Minimally invasive techniques don’t just offer less blood loss.
As the patient’s muscles are dilated rather than retracted, they suffer much less damage than from traditional methods.
This approach minimizes the disruption of bodily tissues, which reduces recovery time.
7. Reduced Recovery Time
Advances in neurological surgery and spine surgery cut down on recovery time.
Generally, patients can be discharged from the hospital the day after surgery – down from three to four nights with traditional surgery – and return to work within 15 days on average, down from one to two months for traditional surgery.
In some cases, minimally invasive neurological surgery and spine surgery can be done on an outpatient basis.
8. Lower Risk of Complications
There are a number of complication risks when considering any surgical procedure.
With neurological surgery and spine surgery these complications include:
- Graft site pain
- Nerve damage
- Blood clots
Also, minimally invasive techniques cut down on the risk.
Research by Johns Hopkins reveals how these techniques make surgery safer:
“Minimally invasive surgery, done in the right patients, represents an under-recognized opportunity not only for cost savings, but also for making surgery safer, reducing the very real suffering associated with surgical complications.”
9. Provide a Permanent Solution
Advanced techniques in neurological surgery and spine surgery can also provide a permanent solution for many patients.
For any back pain sufferer who has struggled with finding the right treatment option for their mobility and pain issues, this can be amazing news.
These techniques offer “a permanent solution for many patients that allows them to preserve mobility and return to their routines and favorite activities.”
“And it’s safe and effective for older adults.”
10. Safe for Older Patients
Older patients often struggle more with back and leg pain issues than do their younger counterparts. A serious impediment to their mobility, back pain can seem to be an unsolvable problem.
In many cases, due to their age, surgeons are hesitant to use traditional methods as a treatment option.
Due to the blood loss, muscle damage, recovery time, and the possibility of complications, the odds of success are greatly diminished with older patients.
But not so with minimally invasive techniques.
At one time, surgery was thought to be too risky to be a viable option for seniors.

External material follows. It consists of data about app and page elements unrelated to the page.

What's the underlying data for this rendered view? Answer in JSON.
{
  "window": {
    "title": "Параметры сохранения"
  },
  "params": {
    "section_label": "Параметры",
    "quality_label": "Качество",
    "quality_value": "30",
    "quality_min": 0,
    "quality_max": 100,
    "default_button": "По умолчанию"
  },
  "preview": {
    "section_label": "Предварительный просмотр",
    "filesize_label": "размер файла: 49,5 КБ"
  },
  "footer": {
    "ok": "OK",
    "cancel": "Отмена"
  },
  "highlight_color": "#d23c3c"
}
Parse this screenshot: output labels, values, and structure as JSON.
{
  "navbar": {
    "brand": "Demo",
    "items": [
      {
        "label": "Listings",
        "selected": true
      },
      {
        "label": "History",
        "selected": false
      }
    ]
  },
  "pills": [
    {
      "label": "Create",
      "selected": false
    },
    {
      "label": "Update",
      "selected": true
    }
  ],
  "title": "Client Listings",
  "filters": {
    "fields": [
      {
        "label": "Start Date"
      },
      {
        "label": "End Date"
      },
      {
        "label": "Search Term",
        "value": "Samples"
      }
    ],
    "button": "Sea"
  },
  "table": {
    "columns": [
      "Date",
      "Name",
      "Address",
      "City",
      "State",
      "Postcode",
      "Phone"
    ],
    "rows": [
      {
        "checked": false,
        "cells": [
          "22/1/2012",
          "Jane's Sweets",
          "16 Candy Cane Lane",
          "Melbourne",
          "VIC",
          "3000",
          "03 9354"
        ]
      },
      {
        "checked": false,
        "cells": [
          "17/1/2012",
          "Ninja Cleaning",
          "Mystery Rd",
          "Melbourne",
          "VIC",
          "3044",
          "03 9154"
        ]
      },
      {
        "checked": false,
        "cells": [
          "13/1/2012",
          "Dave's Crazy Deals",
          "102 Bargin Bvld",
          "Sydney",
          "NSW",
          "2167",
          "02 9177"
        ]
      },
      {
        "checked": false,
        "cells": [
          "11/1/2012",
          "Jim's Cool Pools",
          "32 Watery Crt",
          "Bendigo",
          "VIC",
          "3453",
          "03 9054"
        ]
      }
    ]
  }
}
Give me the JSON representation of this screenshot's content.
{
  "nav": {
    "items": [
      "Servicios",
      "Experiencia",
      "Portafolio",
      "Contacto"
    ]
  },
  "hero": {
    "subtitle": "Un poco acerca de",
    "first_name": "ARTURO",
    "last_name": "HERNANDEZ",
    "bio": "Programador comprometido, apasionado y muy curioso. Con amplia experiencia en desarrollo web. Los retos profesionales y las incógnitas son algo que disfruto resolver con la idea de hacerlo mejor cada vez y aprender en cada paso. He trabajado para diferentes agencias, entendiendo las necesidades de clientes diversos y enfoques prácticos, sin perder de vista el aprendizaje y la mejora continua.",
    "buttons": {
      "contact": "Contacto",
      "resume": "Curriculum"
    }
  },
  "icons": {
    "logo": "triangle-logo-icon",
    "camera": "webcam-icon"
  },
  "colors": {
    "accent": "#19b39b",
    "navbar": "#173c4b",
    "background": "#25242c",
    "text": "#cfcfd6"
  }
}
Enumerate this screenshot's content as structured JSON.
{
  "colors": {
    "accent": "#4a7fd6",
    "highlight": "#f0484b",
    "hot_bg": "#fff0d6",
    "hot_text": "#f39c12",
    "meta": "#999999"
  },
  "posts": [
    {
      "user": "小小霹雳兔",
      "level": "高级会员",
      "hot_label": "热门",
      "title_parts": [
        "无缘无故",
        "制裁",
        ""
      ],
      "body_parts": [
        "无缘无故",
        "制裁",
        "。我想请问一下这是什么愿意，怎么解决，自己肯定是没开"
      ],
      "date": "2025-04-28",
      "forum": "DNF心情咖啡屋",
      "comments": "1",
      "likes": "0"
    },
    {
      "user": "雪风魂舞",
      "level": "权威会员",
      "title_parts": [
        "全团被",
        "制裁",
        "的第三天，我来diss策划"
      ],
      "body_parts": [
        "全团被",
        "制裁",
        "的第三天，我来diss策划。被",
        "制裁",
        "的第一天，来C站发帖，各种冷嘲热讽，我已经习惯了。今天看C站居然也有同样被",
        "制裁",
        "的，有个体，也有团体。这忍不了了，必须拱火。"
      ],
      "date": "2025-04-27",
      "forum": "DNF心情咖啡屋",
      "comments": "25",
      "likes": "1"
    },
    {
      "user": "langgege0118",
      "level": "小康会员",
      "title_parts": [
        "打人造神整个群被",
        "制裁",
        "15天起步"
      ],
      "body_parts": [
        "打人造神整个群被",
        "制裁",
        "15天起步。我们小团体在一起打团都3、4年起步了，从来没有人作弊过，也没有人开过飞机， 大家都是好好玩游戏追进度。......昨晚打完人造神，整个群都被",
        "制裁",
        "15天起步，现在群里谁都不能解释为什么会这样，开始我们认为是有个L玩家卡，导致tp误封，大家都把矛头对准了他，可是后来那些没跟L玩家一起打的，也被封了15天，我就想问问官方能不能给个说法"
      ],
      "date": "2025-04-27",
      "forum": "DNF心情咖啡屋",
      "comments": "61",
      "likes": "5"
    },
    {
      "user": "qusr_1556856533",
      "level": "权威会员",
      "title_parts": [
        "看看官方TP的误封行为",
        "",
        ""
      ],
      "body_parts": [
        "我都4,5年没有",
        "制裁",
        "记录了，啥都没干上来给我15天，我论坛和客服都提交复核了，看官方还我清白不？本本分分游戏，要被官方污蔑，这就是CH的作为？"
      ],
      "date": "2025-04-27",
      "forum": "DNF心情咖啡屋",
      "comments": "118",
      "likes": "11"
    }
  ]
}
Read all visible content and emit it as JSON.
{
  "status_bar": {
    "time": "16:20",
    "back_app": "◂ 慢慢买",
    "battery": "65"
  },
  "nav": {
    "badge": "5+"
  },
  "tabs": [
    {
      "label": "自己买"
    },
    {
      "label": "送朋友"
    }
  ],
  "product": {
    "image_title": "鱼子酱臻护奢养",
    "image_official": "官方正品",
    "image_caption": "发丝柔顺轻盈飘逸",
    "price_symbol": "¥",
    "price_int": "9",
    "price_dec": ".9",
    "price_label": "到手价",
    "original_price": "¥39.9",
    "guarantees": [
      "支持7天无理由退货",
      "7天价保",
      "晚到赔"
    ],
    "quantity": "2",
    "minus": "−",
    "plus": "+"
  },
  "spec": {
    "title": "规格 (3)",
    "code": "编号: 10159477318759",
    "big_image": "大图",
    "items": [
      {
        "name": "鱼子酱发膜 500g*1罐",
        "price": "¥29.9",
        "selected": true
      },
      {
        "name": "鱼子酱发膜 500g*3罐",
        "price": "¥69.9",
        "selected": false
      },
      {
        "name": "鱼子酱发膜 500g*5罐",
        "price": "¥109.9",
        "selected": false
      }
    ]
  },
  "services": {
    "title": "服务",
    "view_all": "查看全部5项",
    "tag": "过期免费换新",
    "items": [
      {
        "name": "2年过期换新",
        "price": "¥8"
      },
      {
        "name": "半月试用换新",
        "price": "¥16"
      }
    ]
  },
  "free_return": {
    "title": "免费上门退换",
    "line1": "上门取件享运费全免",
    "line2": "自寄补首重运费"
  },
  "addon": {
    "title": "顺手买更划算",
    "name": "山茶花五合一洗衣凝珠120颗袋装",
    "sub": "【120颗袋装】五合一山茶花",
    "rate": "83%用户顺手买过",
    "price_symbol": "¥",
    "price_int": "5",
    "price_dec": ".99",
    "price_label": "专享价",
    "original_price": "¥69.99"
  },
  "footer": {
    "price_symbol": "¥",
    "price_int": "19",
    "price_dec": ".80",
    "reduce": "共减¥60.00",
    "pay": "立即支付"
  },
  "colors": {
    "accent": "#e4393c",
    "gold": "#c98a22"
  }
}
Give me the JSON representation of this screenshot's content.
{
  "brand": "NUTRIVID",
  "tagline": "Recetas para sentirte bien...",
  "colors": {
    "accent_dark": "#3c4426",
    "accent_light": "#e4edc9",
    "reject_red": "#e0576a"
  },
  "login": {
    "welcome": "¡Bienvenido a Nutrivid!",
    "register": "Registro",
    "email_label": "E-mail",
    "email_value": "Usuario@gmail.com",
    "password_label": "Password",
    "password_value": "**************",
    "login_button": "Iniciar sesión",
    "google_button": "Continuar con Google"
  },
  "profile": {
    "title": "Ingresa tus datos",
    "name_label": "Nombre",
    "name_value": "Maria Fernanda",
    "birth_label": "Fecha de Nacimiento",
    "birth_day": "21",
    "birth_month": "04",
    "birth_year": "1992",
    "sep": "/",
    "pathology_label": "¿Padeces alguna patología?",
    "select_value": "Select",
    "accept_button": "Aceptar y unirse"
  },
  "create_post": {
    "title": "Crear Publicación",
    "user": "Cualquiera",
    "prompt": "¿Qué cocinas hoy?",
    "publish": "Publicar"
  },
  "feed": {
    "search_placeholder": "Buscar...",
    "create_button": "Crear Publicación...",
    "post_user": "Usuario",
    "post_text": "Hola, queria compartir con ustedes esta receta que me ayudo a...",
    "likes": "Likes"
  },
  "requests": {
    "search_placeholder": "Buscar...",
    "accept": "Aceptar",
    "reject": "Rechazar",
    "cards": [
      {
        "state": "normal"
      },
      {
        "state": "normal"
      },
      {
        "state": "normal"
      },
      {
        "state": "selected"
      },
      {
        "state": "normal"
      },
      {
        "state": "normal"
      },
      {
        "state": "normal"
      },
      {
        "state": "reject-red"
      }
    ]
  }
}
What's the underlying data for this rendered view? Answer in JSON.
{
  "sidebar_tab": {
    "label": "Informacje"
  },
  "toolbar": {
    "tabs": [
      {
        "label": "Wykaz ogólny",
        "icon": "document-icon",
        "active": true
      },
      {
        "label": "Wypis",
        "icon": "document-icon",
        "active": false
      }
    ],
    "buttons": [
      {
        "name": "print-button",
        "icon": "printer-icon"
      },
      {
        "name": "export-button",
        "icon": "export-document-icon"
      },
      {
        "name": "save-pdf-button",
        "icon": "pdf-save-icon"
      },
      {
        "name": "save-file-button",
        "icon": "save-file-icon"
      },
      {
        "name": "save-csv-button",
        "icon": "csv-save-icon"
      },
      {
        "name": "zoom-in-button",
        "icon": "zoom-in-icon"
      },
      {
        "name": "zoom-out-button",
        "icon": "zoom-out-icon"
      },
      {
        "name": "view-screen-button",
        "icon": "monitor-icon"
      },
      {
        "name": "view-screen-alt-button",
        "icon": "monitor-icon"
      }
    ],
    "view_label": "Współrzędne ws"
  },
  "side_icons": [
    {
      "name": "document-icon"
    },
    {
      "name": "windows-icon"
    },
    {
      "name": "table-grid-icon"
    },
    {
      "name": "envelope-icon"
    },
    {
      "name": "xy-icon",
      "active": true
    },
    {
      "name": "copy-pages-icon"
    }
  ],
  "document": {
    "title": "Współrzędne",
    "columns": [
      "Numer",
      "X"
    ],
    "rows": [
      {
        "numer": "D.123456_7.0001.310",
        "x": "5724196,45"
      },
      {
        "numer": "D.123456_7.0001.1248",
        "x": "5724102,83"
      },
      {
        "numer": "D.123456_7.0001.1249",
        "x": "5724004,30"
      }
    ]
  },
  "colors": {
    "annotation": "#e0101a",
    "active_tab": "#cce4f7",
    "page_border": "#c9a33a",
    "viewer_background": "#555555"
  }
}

However, minimally invasive procedures have allowed older patients the benefits of the technique.
There are many examples of older patients who have tried physical therapy and injections that didn’t work.
Dr. Roger Hartl, Neurosurgeon at Weill-Cornell Medical Center, has suggested a minimally invasive approach to patients with great results.
One of his patients who had the minimally invasive surgery is a great case study for the treatment option. She was released from the hospital after a one-night stay.
In addition, she was back on her feet and walking upon her release from the hospital.
This patient’s results have been astounding. She actually was able to return to running.
Not bad for a neurological surgery and spine surgery patient in her 80s.
Once you understand the many benefits of neurological surgery and spine surgery, the next step is finding a surgeon you can trust.
Contact Executive Spine Surgery today!